I do, however, still have a need to share, so let’s talk about that for a moment.
The need to share
I’m not immune to the desire to share. I like to have outlets where I can post my thoughts and opinions. I just want to be able to do it without the craving for instant gratification. This blog is a good place for it, but I have also enjoyed using lesser-known social sites, like This and Ello. There’s something to be said for a social network where you don’t know anybody.
Twitter is still my primary social network of choice. If I have a burning desire to comment on something, I’ll usually do it on Twitter. Whether anyone responds or not is far less pressing than on Facebook. Twitter is also the main place where I share links and get my news from. It’s become more like a trumped up RSS reader than anything else.
The best thing about Twitter, though, is that there is an emotional disconnect. I don’t know most of the people I’m following there. We’re not connected because of a friendship, but because we’re likely to share content that is mutually interesting. That’s generally as far as it goes.
I will say, however, that when I lived in Bangkok most recently, a lot more of my social life came to revolve around Twitter and tweetups and social gatherings that would inevitably be broadcast and talked about. That actually became quite stressful for me and evoked many of the negative emotions that I’ve discussed in this post.
It’s important for me now to balance that need to share with the need to disconnect.
This is something that I’ve never really spoken about with anyone else so it’s hard to gauge if other people have been through similar situations. From what I’ve read, a lot of people will be able to relate to at least a small part of what I’ve talked about here. I’m really interested to find out to what extent it’s had an impact on their emotional wellbeing. Is there a type of personality that this has a greater effect on?
I don’t think that social media is inherently bad. What I do believe, however, is that it can have a negative impact on your mental wellbeing when you become too emotionally involved in the networks you choose to post on.

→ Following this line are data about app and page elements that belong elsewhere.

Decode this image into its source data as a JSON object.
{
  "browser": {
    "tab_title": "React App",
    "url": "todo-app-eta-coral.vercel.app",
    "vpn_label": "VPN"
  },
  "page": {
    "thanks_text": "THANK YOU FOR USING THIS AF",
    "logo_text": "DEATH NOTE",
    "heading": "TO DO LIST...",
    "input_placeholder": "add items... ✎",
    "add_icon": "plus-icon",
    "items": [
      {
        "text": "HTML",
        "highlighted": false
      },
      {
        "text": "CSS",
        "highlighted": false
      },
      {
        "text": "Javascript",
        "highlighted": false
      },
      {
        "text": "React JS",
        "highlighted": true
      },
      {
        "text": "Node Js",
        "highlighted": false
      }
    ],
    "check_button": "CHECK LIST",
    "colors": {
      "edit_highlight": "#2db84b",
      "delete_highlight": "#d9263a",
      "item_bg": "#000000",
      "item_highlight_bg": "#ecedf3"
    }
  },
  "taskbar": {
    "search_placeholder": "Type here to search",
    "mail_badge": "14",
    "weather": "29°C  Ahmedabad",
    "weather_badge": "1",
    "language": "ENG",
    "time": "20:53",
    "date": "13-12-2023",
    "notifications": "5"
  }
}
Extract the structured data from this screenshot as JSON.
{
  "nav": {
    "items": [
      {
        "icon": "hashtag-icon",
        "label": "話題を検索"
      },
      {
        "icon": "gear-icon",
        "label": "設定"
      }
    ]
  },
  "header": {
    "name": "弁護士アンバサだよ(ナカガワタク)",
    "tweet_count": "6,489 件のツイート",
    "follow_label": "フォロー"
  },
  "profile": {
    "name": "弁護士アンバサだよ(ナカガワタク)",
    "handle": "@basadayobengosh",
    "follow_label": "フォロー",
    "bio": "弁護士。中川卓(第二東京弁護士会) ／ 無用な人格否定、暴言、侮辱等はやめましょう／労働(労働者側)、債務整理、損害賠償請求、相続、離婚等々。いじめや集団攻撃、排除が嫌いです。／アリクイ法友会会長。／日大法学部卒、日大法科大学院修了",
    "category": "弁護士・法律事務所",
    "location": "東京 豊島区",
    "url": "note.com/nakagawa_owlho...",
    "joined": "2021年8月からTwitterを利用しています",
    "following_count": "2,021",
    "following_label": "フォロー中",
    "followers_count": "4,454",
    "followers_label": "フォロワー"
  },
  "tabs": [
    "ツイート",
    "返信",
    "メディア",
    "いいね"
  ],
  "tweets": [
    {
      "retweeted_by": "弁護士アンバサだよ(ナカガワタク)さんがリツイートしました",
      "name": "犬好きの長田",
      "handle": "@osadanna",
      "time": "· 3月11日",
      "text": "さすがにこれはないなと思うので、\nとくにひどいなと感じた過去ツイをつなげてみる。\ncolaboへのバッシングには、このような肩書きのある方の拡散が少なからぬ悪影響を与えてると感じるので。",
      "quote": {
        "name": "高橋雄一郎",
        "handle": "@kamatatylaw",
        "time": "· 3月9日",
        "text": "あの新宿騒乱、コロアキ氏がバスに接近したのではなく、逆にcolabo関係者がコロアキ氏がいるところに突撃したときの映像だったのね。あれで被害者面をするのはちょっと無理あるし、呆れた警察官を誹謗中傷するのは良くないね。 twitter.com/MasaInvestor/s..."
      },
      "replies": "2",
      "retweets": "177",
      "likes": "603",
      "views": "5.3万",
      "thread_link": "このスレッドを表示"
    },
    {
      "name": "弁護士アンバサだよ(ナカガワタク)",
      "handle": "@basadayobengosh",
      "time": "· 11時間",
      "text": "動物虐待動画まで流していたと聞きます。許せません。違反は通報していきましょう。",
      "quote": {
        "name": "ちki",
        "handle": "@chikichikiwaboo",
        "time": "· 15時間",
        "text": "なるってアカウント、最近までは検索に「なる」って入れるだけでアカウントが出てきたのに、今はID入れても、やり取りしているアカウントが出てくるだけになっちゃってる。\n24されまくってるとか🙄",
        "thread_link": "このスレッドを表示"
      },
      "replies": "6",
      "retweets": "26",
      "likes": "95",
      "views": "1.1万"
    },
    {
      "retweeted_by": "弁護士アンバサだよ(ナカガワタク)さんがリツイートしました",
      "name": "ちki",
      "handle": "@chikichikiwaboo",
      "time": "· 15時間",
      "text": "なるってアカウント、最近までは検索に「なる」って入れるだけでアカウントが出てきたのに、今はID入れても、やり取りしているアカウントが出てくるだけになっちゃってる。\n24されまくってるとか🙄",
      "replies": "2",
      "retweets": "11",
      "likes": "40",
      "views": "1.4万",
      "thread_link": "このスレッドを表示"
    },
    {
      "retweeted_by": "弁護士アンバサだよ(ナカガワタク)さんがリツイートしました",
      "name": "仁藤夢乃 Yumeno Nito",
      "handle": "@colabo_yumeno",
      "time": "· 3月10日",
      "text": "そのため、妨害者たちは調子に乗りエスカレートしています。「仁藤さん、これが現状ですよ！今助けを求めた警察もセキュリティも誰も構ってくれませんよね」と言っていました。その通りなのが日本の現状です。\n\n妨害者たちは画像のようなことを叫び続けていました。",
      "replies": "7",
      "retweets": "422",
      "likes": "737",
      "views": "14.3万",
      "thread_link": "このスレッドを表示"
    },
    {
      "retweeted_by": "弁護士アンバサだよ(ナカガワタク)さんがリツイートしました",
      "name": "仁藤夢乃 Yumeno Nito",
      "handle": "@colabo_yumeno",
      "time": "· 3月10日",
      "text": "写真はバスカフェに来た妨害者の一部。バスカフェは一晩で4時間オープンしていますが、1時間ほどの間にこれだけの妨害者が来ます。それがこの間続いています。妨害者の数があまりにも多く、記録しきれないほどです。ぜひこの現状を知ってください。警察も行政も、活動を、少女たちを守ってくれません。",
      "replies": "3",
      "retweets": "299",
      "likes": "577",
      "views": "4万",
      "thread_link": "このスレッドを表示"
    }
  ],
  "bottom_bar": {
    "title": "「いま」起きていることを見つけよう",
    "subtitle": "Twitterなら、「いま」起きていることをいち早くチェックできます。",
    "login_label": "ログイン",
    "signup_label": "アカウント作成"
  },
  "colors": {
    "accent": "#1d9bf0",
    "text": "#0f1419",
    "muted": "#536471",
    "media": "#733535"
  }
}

The comments are open on this thread and you can always catch me on Twitter. Would be great to hear from other people in some shape or form.